Cigar: Cohiba Siglo V
Drink: Bourbon/Havana Club & Coke
Today, I think about the country I love. I recently returned from Washington D.C. and while there I visited the National Archives and saw the Constitution. Even though this is the second time I have seen this piece of paper, it still sends shivers down my spine. I have a copy of it in my house. This is what I have sworn to protect against all enemies, foreign and domestic. Itís the domestic enemy that I wish to heal today.
When President Obama won the election, even though I honesty didnít vote for him, as an historian I was very happy. I told my wife I believe the nation will finally start to heal from the wounds that it has inflicted upon its self for the last 200 years. However, I honestly donít believe its healing. I believe its getting worse, and possibly, Iím one the few watching and getting sadder because I canít do anything about it.
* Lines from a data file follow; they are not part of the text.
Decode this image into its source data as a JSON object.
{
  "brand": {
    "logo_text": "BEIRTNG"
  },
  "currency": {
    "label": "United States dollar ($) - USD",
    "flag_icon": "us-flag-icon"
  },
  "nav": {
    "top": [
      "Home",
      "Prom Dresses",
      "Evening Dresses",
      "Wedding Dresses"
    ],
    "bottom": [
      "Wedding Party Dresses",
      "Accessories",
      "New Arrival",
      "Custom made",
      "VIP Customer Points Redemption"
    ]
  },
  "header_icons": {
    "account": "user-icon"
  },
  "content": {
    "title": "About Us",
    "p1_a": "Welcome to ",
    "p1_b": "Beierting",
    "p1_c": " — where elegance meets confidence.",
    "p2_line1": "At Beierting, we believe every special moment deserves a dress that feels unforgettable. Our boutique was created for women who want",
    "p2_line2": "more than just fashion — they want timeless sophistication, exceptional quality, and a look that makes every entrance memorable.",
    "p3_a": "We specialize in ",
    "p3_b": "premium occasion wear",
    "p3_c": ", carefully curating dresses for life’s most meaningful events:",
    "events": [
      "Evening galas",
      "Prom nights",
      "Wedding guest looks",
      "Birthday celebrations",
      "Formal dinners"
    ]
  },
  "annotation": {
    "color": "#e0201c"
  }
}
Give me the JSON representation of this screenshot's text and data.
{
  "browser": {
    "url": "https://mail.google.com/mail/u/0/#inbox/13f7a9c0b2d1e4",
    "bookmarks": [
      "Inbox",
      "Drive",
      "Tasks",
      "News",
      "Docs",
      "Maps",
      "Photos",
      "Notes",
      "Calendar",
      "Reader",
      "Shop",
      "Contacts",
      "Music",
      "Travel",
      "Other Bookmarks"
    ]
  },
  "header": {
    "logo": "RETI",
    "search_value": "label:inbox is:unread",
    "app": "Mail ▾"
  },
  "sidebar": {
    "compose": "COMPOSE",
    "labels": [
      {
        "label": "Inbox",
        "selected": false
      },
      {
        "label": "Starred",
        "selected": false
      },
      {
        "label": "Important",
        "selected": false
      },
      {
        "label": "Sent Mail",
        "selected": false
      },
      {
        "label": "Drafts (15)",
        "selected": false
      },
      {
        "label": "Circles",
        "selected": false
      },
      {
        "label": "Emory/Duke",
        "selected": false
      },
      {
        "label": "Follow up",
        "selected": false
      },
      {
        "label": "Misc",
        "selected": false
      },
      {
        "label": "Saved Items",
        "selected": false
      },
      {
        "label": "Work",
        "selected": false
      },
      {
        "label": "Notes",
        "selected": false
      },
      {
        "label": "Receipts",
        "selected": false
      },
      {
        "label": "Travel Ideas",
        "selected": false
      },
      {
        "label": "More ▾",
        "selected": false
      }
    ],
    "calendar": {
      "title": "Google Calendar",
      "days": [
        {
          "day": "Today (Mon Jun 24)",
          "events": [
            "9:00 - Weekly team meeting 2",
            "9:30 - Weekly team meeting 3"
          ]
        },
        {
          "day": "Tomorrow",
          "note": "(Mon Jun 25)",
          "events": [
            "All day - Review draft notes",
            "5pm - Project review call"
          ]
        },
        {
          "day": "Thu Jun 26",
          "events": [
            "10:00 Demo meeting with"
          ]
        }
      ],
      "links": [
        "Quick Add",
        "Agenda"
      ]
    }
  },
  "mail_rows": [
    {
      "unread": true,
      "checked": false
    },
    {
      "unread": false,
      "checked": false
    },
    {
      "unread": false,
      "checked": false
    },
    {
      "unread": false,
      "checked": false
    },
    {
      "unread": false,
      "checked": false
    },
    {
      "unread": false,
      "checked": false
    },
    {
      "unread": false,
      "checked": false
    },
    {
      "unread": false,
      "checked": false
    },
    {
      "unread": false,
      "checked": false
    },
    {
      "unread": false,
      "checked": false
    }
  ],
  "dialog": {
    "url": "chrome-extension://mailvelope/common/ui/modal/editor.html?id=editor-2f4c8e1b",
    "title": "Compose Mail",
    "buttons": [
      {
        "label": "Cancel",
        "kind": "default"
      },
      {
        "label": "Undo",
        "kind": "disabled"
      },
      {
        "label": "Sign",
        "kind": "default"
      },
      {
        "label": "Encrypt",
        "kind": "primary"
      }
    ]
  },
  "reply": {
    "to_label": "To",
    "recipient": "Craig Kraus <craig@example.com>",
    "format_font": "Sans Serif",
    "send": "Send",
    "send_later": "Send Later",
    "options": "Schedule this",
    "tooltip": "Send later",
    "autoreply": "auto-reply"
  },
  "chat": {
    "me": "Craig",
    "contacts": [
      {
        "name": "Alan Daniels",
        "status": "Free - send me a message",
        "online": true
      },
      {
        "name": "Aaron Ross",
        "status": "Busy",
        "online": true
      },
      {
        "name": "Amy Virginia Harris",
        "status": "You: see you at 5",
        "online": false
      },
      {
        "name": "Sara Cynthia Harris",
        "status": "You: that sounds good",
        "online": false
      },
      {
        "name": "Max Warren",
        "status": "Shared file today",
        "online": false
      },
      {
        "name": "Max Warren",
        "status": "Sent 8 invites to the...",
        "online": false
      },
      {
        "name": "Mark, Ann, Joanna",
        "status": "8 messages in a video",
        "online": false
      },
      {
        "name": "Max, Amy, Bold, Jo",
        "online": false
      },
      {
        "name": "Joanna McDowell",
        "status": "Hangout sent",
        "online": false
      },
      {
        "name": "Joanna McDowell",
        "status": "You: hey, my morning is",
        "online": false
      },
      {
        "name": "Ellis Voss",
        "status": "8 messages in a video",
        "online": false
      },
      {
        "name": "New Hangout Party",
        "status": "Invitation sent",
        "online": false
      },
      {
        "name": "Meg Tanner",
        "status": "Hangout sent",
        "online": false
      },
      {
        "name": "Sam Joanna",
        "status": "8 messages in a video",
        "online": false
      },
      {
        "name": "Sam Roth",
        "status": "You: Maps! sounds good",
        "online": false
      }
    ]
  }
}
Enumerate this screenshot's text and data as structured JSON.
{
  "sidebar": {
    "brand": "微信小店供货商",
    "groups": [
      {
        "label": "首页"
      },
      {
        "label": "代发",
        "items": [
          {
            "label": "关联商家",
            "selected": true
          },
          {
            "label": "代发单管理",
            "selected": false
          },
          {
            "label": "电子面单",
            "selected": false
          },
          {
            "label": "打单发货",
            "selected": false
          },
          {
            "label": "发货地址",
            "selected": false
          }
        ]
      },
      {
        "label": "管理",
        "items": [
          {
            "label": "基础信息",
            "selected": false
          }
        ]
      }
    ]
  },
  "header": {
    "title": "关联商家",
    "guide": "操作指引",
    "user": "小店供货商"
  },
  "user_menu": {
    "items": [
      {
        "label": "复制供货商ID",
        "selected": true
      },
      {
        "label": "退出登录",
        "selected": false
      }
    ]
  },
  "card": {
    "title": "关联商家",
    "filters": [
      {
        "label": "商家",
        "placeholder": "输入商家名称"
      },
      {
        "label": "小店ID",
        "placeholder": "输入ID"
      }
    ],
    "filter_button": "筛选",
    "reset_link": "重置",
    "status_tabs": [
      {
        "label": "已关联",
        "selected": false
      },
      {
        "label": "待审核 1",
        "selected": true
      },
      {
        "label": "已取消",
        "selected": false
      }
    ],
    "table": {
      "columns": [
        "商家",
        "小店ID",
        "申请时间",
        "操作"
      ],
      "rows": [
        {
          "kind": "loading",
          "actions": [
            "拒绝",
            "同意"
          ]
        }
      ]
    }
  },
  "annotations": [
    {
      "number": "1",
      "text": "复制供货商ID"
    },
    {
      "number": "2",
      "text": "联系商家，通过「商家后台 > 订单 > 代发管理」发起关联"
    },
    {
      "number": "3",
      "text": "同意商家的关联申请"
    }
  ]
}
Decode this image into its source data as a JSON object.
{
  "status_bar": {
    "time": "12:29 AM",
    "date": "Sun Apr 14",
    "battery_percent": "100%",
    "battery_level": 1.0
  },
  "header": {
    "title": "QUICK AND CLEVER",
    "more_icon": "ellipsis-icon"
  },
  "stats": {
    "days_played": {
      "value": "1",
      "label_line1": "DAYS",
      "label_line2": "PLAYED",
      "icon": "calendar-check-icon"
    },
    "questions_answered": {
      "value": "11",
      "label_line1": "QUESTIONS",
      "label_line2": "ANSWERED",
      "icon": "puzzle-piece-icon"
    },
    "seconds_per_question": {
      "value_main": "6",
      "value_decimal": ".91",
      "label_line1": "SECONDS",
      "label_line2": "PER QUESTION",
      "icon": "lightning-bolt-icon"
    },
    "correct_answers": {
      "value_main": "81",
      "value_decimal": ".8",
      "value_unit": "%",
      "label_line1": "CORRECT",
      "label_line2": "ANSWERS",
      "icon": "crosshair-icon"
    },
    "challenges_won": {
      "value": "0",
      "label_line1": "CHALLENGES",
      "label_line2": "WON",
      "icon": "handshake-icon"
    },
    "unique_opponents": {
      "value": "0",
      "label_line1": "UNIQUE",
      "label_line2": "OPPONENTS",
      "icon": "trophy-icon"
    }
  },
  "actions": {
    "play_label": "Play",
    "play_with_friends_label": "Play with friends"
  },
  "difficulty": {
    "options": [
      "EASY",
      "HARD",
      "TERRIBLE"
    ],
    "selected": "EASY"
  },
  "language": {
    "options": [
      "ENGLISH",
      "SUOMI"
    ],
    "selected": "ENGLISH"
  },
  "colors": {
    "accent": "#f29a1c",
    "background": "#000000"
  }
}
I was running around D.C. when I saw the census notifications on the doors. I started to think about what I wanted if I received on. I, living in Germany; will not receive that form. Although, I think, they would find my answer to be very interesting. Every two years, a squadron in the Air Force conducts an environmental survey to inform its new commander the status of their people so they have the ability to focus on issues to make moral better. When they do this, it is anonymous. The only thing that is known about anyone is race, sex, and rank. When they came and asked me what my race was, I told them AMERICAN. They looked at me like I was on drugs. They asked me are you white? Do you claim Angleo Saxon? Do you claim Native American. I said, no. Iím not white. Iím not Native American. Iím simply an AMERICAN. I told them to write that down. They said, white it is. I then informed them of the problem of America and why it will not heal. They wouldnít listen.
So now, Iíll put it on paper, why I think this nation will never heal.
We forgot who we are and where we come from. Everyday, on the news, when Iím visiting the states I see people talking about being an American, however, they have no problem putting a dominate title before it. African American, Asian American, German American, Mexican American and there are many more. This, I believe is part of the problem. When someone decides that being something else is more important then being an AmericanÖI think there is something wrong.
Now, letís get one thing straight. Taking pride in your heritage is a wonderful thing. Myself, Iím Blackfoot/Cherokee Indian. Iím also Scottish and English. My last name is English and also an alcoholic drink. When I wear my kilt, I have the Duncan Clan for my Kilt Pin. My Grandmothers maiden name is Duncan. Am I proud of my family heritage? Absolutely! Do I walk around saying Iím Scottish American or Native American? HELL NO! Iím simply an AMERICAN! Iím not white. Iím not Native American. Iím just a simple red-blooded patriotic American.
Teddy Roosevelt in 1919 wrote to the American Defense Society:
"In the first place we should insist that if the immigrant who comes here in good faith becomes an American and assimilates himself to us, he shall be treated on an exact equality with everyone else, for it is an outrage to discriminate against any such man because of creed, or birthplace, or origin. But this is predicated upon the man's becoming in very fact an American, and nothing but an American...There can be no divided allegiance here. Any man who says he is an American, but something else also, isn't an American at all. We have room for but one flag, the American flag, and this excludes the red flag, which symbolizes all wars against liberty and civilization, just as much as it excludes any foreign flag of a nation to which we are hostile...We have room for but one language here, and that is the English language...and we have room for but one sole loyalty and that is a loyalty to the American people."
91 Years ago, Theodore Roosevelt already saw what was happening to us as a nation. We didnít listen. We need to listen. When 9/11 happened, many commcercials were played with people saying this very fact. I remember it, they said ďIím an AmericanĒ. I thought, finally, people are getting it. That lasted months, before we got back to the normal titles that many people use today.
I know that many people donít agree with me and that is fine with me. The first amendment guarantees that right, and I defend, with my life if asked, your freedom to disagree with me. Thatís the best part about being an American. We all donít have to agree.
Thanks for your time and patience as I let my thoughts flow todayÖ